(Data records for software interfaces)
************

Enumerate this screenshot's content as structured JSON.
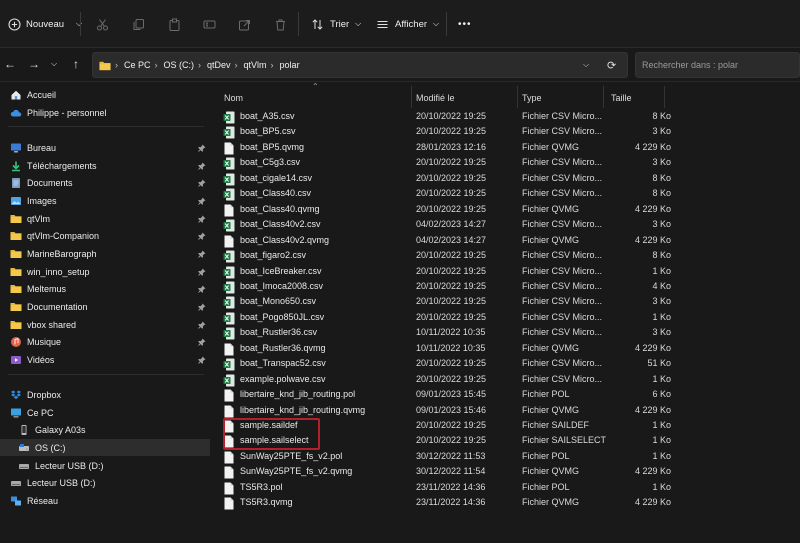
{
  "toolbar": {
    "new_label": "Nouveau",
    "sort_label": "Trier",
    "view_label": "Afficher",
    "more_label": "•••"
  },
  "address": {
    "crumbs": [
      "Ce PC",
      "OS (C:)",
      "qtDev",
      "qtVlm",
      "polar"
    ],
    "search_placeholder": "Rechercher dans : polar"
  },
  "sidebar": {
    "items": [
      {
        "label": "Accueil",
        "icon": "home-icon"
      },
      {
        "label": "Philippe - personnel",
        "icon": "cloud-icon"
      },
      {
        "label": "Bureau",
        "icon": "desktop-icon",
        "pinned": true
      },
      {
        "label": "Téléchargements",
        "icon": "download-icon",
        "pinned": true
      },
      {
        "label": "Documents",
        "icon": "documents-icon",
        "pinned": true
      },
      {
        "label": "Images",
        "icon": "images-icon",
        "pinned": true
      },
      {
        "label": "qtVlm",
        "icon": "folder-icon",
        "pinned": true
      },
      {
        "label": "qtVlm-Companion",
        "icon": "folder-icon",
        "pinned": true
      },
      {
        "label": "MarineBarograph",
        "icon": "folder-icon",
        "pinned": true
      },
      {
        "label": "win_inno_setup",
        "icon": "folder-icon",
        "pinned": true
      },
      {
        "label": "Meltemus",
        "icon": "folder-icon",
        "pinned": true
      },
      {
        "label": "Documentation",
        "icon": "folder-icon",
        "pinned": true
      },
      {
        "label": "vbox shared",
        "icon": "folder-icon",
        "pinned": true
      },
      {
        "label": "Musique",
        "icon": "music-icon",
        "pinned": true
      },
      {
        "label": "Vidéos",
        "icon": "video-icon",
        "pinned": true
      },
      {
        "label": "Dropbox",
        "icon": "dropbox-icon"
      },
      {
        "label": "Ce PC",
        "icon": "computer-icon"
      },
      {
        "label": "Galaxy A03s",
        "icon": "phone-icon"
      },
      {
        "label": "OS (C:)",
        "icon": "drive-icon",
        "selected": true
      },
      {
        "label": "Lecteur USB (D:)",
        "icon": "usb-drive-icon"
      },
      {
        "label": "Lecteur USB (D:)",
        "icon": "usb-drive-icon"
      },
      {
        "label": "Réseau",
        "icon": "network-icon"
      }
    ]
  },
  "columns": {
    "name": "Nom",
    "modified": "Modifié le",
    "type": "Type",
    "size": "Taille"
  },
  "files": [
    {
      "name": "boat_A35.csv",
      "date": "20/10/2022 19:25",
      "type": "Fichier CSV Micro...",
      "size": "8 Ko",
      "kind": "csv"
    },
    {
      "name": "boat_BP5.csv",
      "date": "20/10/2022 19:25",
      "type": "Fichier CSV Micro...",
      "size": "3 Ko",
      "kind": "csv"
    },
    {
      "name": "boat_BP5.qvmg",
      "date": "28/01/2023 12:16",
      "type": "Fichier QVMG",
      "size": "4 229 Ko",
      "kind": "doc"
    },
    {
      "name": "boat_C5g3.csv",
      "date": "20/10/2022 19:25",
      "type": "Fichier CSV Micro...",
      "size": "3 Ko",
      "kind": "csv"
    },
    {
      "name": "boat_cigale14.csv",
      "date": "20/10/2022 19:25",
      "type": "Fichier CSV Micro...",
      "size": "8 Ko",
      "kind": "csv"
    },
    {
      "name": "boat_Class40.csv",
      "date": "20/10/2022 19:25",
      "type": "Fichier CSV Micro...",
      "size": "8 Ko",
      "kind": "csv"
    },
    {
      "name": "boat_Class40.qvmg",
      "date": "20/10/2022 19:25",
      "type": "Fichier QVMG",
      "size": "4 229 Ko",
      "kind": "doc"
    },
    {
      "name": "boat_Class40v2.csv",
      "date": "04/02/2023 14:27",
      "type": "Fichier CSV Micro...",
      "size": "3 Ko",
      "kind": "csv"
    },
    {
      "name": "boat_Class40v2.qvmg",
      "date": "04/02/2023 14:27",
      "type": "Fichier QVMG",
      "size": "4 229 Ko",
      "kind": "doc"
    },
    {
      "name": "boat_figaro2.csv",
      "date": "20/10/2022 19:25",
      "type": "Fichier CSV Micro...",
      "size": "8 Ko",
      "kind": "csv"
    },
    {
      "name": "boat_IceBreaker.csv",
      "date": "20/10/2022 19:25",
      "type": "Fichier CSV Micro...",
      "size": "1 Ko",
      "kind": "csv"
    },
    {
      "name": "boat_Imoca2008.csv",
      "date": "20/10/2022 19:25",
      "type": "Fichier CSV Micro...",
      "size": "4 Ko",
      "kind": "csv"
    },
    {
      "name": "boat_Mono650.csv",
      "date": "20/10/2022 19:25",
      "type": "Fichier CSV Micro...",
      "size": "3 Ko",
      "kind": "csv"
    },
    {
      "name": "boat_Pogo850JL.csv",
      "date": "20/10/2022 19:25",
      "type": "Fichier CSV Micro...",
      "size": "1 Ko",
      "kind": "csv"
    },
    {
      "name": "boat_Rustler36.csv",
      "date": "10/11/2022 10:35",
      "type": "Fichier CSV Micro...",
      "size": "3 Ko",
      "kind": "csv"
    },
    {
      "name": "boat_Rustler36.qvmg",
      "date": "10/11/2022 10:35",
      "type": "Fichier QVMG",
      "size": "4 229 Ko",
      "kind": "doc"
    },
    {
      "name": "boat_Transpac52.csv",
      "date": "20/10/2022 19:25",
      "type": "Fichier CSV Micro...",
      "size": "51 Ko",
      "kind": "csv"
    },
    {
      "name": "example.polwave.csv",
      "date": "20/10/2022 19:25",
      "type": "Fichier CSV Micro...",
      "size": "1 Ko",
      "kind": "csv"
    },
    {
      "name": "libertaire_knd_jib_routing.pol",
      "date": "09/01/2023 15:45",
      "type": "Fichier POL",
      "size": "6 Ko",
      "kind": "doc"
    },
    {
      "name": "libertaire_knd_jib_routing.qvmg",
      "date": "09/01/2023 15:46",
      "type": "Fichier QVMG",
      "size": "4 229 Ko",
      "kind": "doc"
    },
    {
      "name": "sample.saildef",
      "date": "20/10/2022 19:25",
      "type": "Fichier SAILDEF",
      "size": "1 Ko",
      "kind": "doc"
    },
    {
      "name": "sample.sailselect",
      "date": "20/10/2022 19:25",
      "type": "Fichier SAILSELECT",
      "size": "1 Ko",
      "kind": "doc"
    },
    {
      "name": "SunWay25PTE_fs_v2.pol",
      "date": "30/12/2022 11:53",
      "type": "Fichier POL",
      "size": "1 Ko",
      "kind": "doc"
    },
    {
      "name": "SunWay25PTE_fs_v2.qvmg",
      "date": "30/12/2022 11:54",
      "type": "Fichier QVMG",
      "size": "4 229 Ko",
      "kind": "doc"
    },
    {
      "name": "TS5R3.pol",
      "date": "23/11/2022 14:36",
      "type": "Fichier POL",
      "size": "1 Ko",
      "kind": "doc"
    },
    {
      "name": "TS5R3.qvmg",
      "date": "23/11/2022 14:36",
      "type": "Fichier QVMG",
      "size": "4 229 Ko",
      "kind": "doc"
    }
  ],
  "colors": {
    "background": "#191919",
    "csv_icon": "#1f7a46",
    "folder_icon": "#e8b938",
    "highlight": "#b3202c"
  }
}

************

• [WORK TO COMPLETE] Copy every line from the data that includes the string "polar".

• [RESULT OF THIS TASK]
      "polar"
    "search_placeholder": "Rechercher dans : polar"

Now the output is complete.